News
News Home
Quick Bites
Exploradio
News Archive
News Channel
Special Features
NPR
nowplaying
On AirNewsClassical
Loading...
  
School Closings
WKSU Support
Funding for WKSU is made possible in part through support from the following businesses and organizations.

Hospice of the Western Reserve

Wayside Furniture


For more information on how your company or organization can support WKSU, download the WKSU Media Kit.

(WKSU Media Kit PDF icon )


Donate Your Vehicle to WKSU

Programs Schedule Make A Pledge Member BenefitsFAQ/HelpContact Us
Economy and Business


Bank of America ratchets up investment in Cuyahoga land bank
Extra asbestos regulations require more help
Story by ROBERT SUSTERSIC


 
In The Region:

The Bank of America is putting up an extra $25,000 to help Cuyahoga County tear down or redevelop 100 abandoned houses.

The bank is donating the homes to the Cuyahoga Land Bank as part of a deal reached back in June of 2011. Gus Frangos is president of the Land Bank, and a former municipal court judge.

FRANGOS on keeping properties away from speculators

Other options:
Windows Media / MP3 Download (0:19)


 “What underpinned the agreement was the need to have large banks stop trafficking in low-value assets and putting them into the speculation market, but instead putting them into a land bank where they can be assessed and more carefully disposed of whether by demolition or rehab.” 

At the time, Bank of America promised to pay $7,500 to cover the costs of demolition for each house. But the bank is now ratcheting that up to $10,000 to cover extra costs associated with asbestos removal.

The bank has transferred 50 homes so far, and Frangos says the land bank has been able to save about six of those.

 

FRANGOS on pleasant suprises
Other options:
Windows Media / MP3 Download
(0:15)

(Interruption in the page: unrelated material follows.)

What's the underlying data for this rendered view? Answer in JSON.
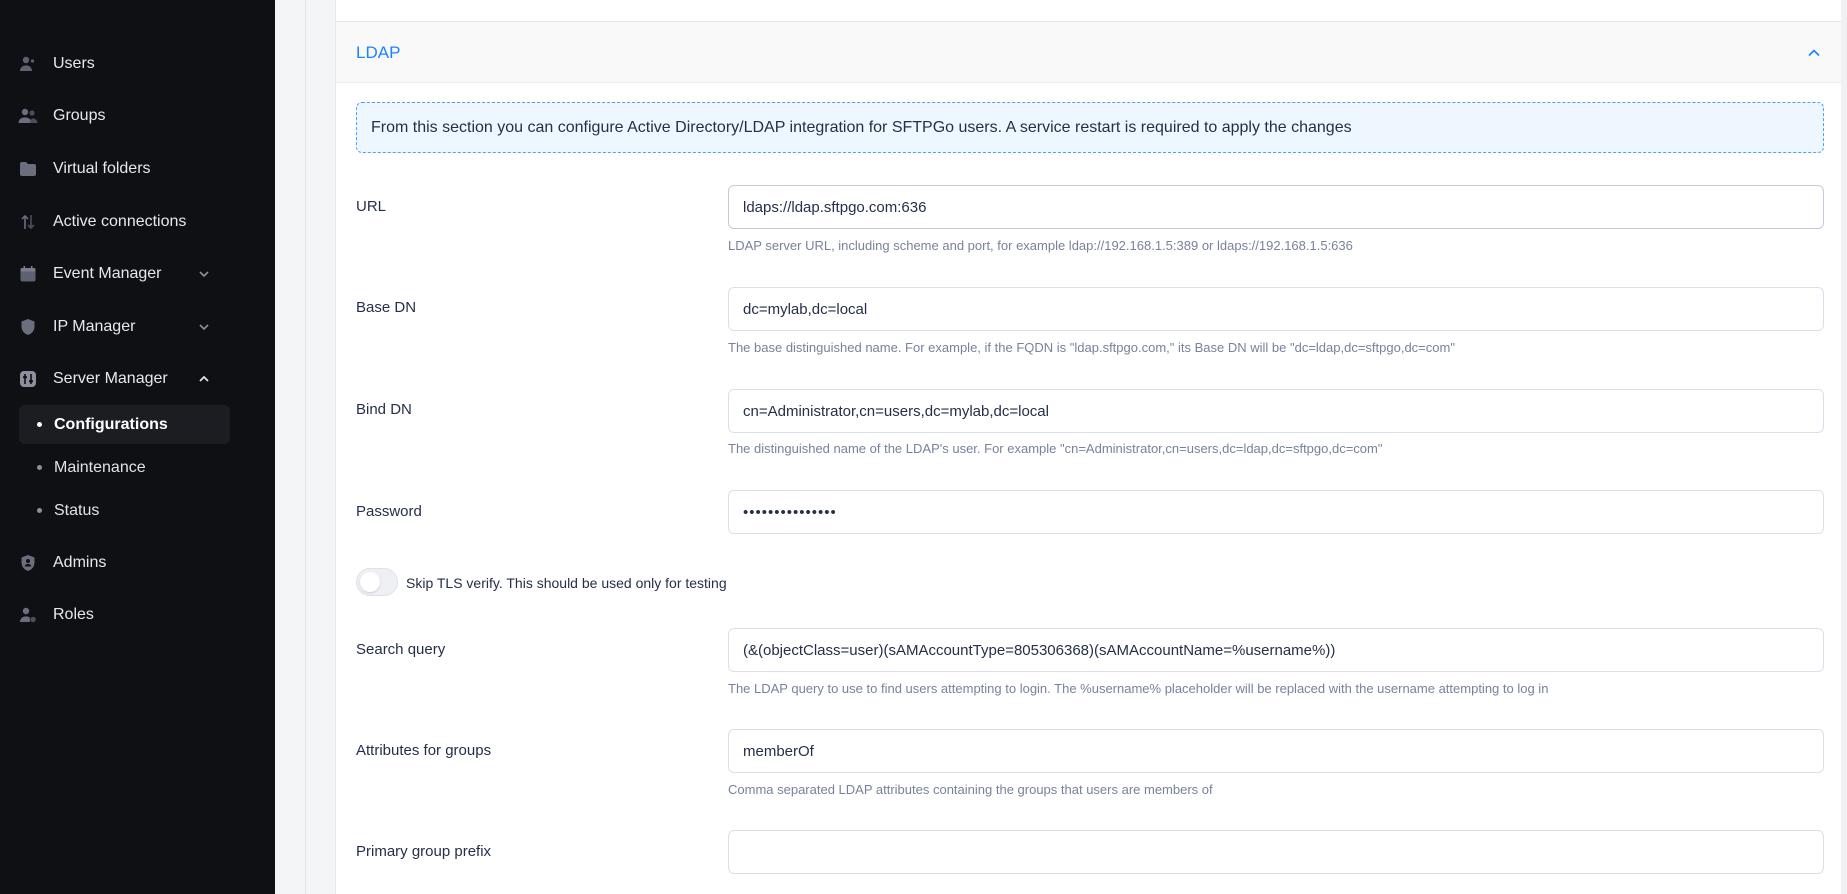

“One surprise that has come up a little bit is that some of the homes have been suitable for rehabilitation and some of those we have rehabbed through private sector investment and they’ve resulted in owner occupant, so that’s always a good thing.”

Frangos says the county has 15,000 to 17,000 abandoned homes.

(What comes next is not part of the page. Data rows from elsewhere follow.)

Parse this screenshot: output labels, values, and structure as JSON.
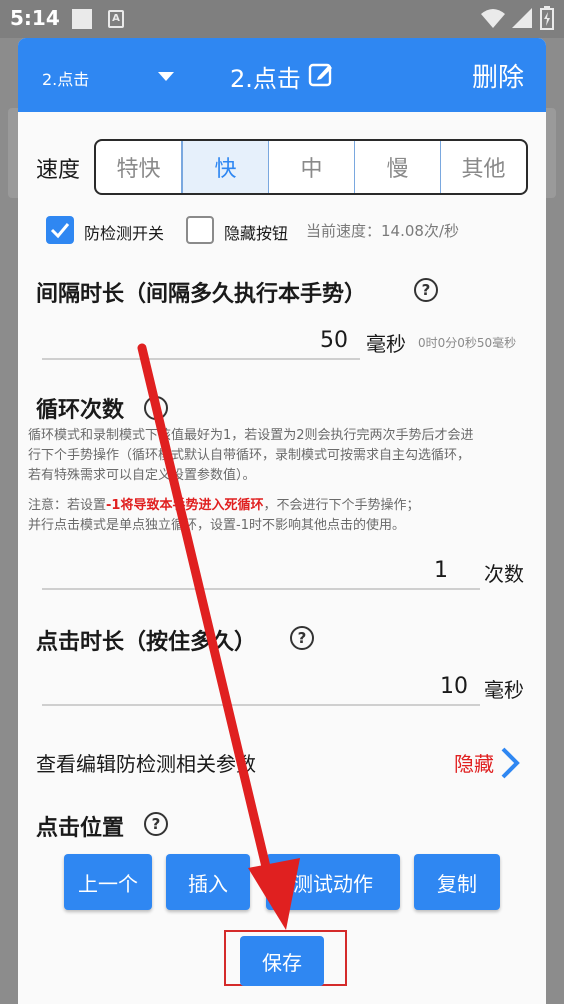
{
  "status_bar": {
    "time": "5:14",
    "notification_letter": "A"
  },
  "header": {
    "gesture_select": "2.点击",
    "title": "2.点击",
    "delete_label": "删除"
  },
  "speed": {
    "label": "速度",
    "options": [
      "特快",
      "快",
      "中",
      "慢",
      "其他"
    ],
    "selected": "快",
    "anti_detect_label": "防检测开关",
    "anti_detect_checked": true,
    "hide_button_label": "隐藏按钮",
    "hide_button_checked": false,
    "current_speed_text": "当前速度：14.08次/秒"
  },
  "interval": {
    "title": "间隔时长（间隔多久执行本手势）",
    "help": "?",
    "value": "50",
    "unit": "毫秒",
    "hint": "0时0分0秒50毫秒"
  },
  "loop": {
    "title": "循环次数",
    "help": "?",
    "desc_line1": "循环模式和录制模式下该值最好为1，若设置为2则会执行完两次手势后才会进",
    "desc_line2": "行下个手势操作（循环模式默认自带循环，录制模式可按需求自主勾选循环，",
    "desc_line3": "若有特殊需求可以自定义设置参数值）。",
    "note_prefix": "注意：若设置",
    "note_red": "-1将导致本手势进入死循环",
    "note_suffix": "，不会进行下个手势操作；",
    "note_line2": "并行点击模式是单点独立循环，设置-1时不影响其他点击的使用。",
    "value": "1",
    "unit": "次数"
  },
  "click_duration": {
    "title": "点击时长（按住多久）",
    "help": "?",
    "value": "10",
    "unit": "毫秒"
  },
  "anti_detect_params": {
    "label": "查看编辑防检测相关参数",
    "toggle_label": "隐藏"
  },
  "click_position": {
    "title": "点击位置",
    "help": "?"
  },
  "actions": {
    "prev_label": "上一个",
    "insert_label": "插入",
    "test_label": "测试动作",
    "copy_label": "复制",
    "save_label": "保存"
  },
  "colors": {
    "primary": "#2f87f2",
    "annotation_red": "#e02020"
  }
}
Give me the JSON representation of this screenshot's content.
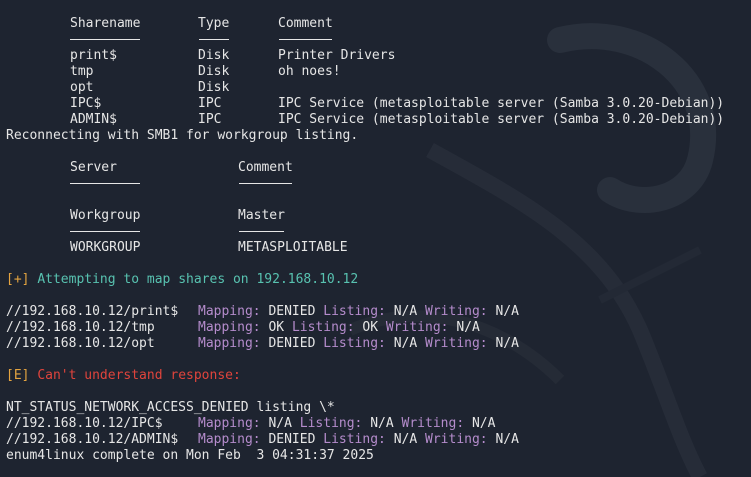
{
  "share_table": {
    "headers": {
      "name": "Sharename",
      "type": "Type",
      "comment": "Comment"
    },
    "rows": [
      {
        "name": "print$",
        "type": "Disk",
        "comment": "Printer Drivers"
      },
      {
        "name": "tmp",
        "type": "Disk",
        "comment": "oh noes!"
      },
      {
        "name": "opt",
        "type": "Disk",
        "comment": ""
      },
      {
        "name": "IPC$",
        "type": "IPC",
        "comment": "IPC Service (metasploitable server (Samba 3.0.20-Debian))"
      },
      {
        "name": "ADMIN$",
        "type": "IPC",
        "comment": "IPC Service (metasploitable server (Samba 3.0.20-Debian))"
      }
    ]
  },
  "reconnect_message": "Reconnecting with SMB1 for workgroup listing.",
  "server_table": {
    "headers": {
      "server": "Server",
      "comment": "Comment"
    }
  },
  "workgroup_table": {
    "headers": {
      "workgroup": "Workgroup",
      "master": "Master"
    },
    "row": {
      "workgroup": "WORKGROUP",
      "master": "METASPLOITABLE"
    }
  },
  "status_map": {
    "tag": "[+]",
    "text": "Attempting to map shares on 192.168.10.12"
  },
  "labels": {
    "mapping": "Mapping:",
    "listing": "Listing:",
    "writing": "Writing:"
  },
  "share_results": [
    {
      "path": "//192.168.10.12/print$",
      "mapping": "DENIED",
      "listing": "N/A",
      "writing": "N/A"
    },
    {
      "path": "//192.168.10.12/tmp",
      "mapping": "OK",
      "listing": "OK",
      "writing": "N/A"
    },
    {
      "path": "//192.168.10.12/opt",
      "mapping": "DENIED",
      "listing": "N/A",
      "writing": "N/A"
    }
  ],
  "error_status": {
    "tag": "[E]",
    "text": "Can't understand response:"
  },
  "nt_status_line": "NT_STATUS_NETWORK_ACCESS_DENIED listing \\*",
  "share_results_2": [
    {
      "path": "//192.168.10.12/IPC$",
      "mapping": "N/A",
      "listing": "N/A",
      "writing": "N/A"
    },
    {
      "path": "//192.168.10.12/ADMIN$",
      "mapping": "DENIED",
      "listing": "N/A",
      "writing": "N/A"
    }
  ],
  "complete_message": "enum4linux complete on Mon Feb  3 04:31:37 2025",
  "colors": {
    "background": "#1e2430",
    "text": "#e6e6e6",
    "label_purple": "#b58ccc",
    "bracket_orange": "#e4a440",
    "info_teal": "#58c2b0",
    "error_red": "#e0443c"
  }
}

Add Your Comment
Name:

Location:

E-mail: (not published, only used to contact you about your comment)


Comments:




 
Page Options

Print this page

E-Mail this page / Send mp3

Share on Facebook



Stories with Recent Comments

Lordstown GM plant plans to install 8,500 solar panels
How much will this solar array cost? How is it being funded, and who is really paying for it? How much real useful electricity will it actually produce in MEh p...

Local Ebola concerns cause officials to pay more attention to West Africa
I have a better idea, let's secure our borders and spend those billions of dollars on our own first.

HUD and Cuyahoga Land Bank extend a housing deal for another year
Need to sale lot, and would like to know how to contact someone to see if they may be interested in the property that sat between two lots. If you can give me...

Akron Beacon Journal details abuse claims against televangelist Angley
In the early 90's I went forth for pray. And the man was anointed by the hand of God. Just a fact I will never forget

Lawmaker questions why a million voters didn't get absentee applications
He's a damn lie! I vote n all elections. I missed 1. Haven't gotten my absentee ballot and their making it hard to get one.

Thirsty Dog Brewery warns it might have to leave Akron
Why is it the city's responsibility to find this guy a location? There are a hundred realestate companies that could help him.

Kent State sends home three after contact with second Ebola-stricken nurse
Why weren't all health workers who were around Duncan quaranteened for 21 days and tested for Ebola? That's a no-brainer. Why was Vinson allowed to travel right...

New book says Willoughby Coal is haunted...and that's good for business
Would love to see a series of books that would just thrill me. I cannot wait to visit some of the locations. And revisit some of the locations I have already vi...

Cleveland Indians to continue with 'dynamic pricing'
pricing is too high for a family as well as people like me who are on a fixed income. Bleacher seats are cheaper but concessions are rediculous.

Kasich talks about faith, drugs and education -- but never FitzGerald
The idea that you can learn more by talking to a 90 year old person than from a history book is just another example of how the GOP hates education and knowledg...

Copyright © 2014 WKSU Public Radio, All Rights Reserved.

 
In Partnership With:

NPR PRI Kent State University

listen in windows media format listen in realplayer format Car Talk Hosts: Tom & Ray Magliozzi Fresh Air Host: Terry Gross A Service of Kent State University 89.7 WKSU | NPR.Classical.Other smart stuff. NPR Senior Correspondent: Noah Adams Living on Earth Host: Steve Curwood 89.7 WKSU | NPR.Classical.Other smart stuff. A Service of Kent State University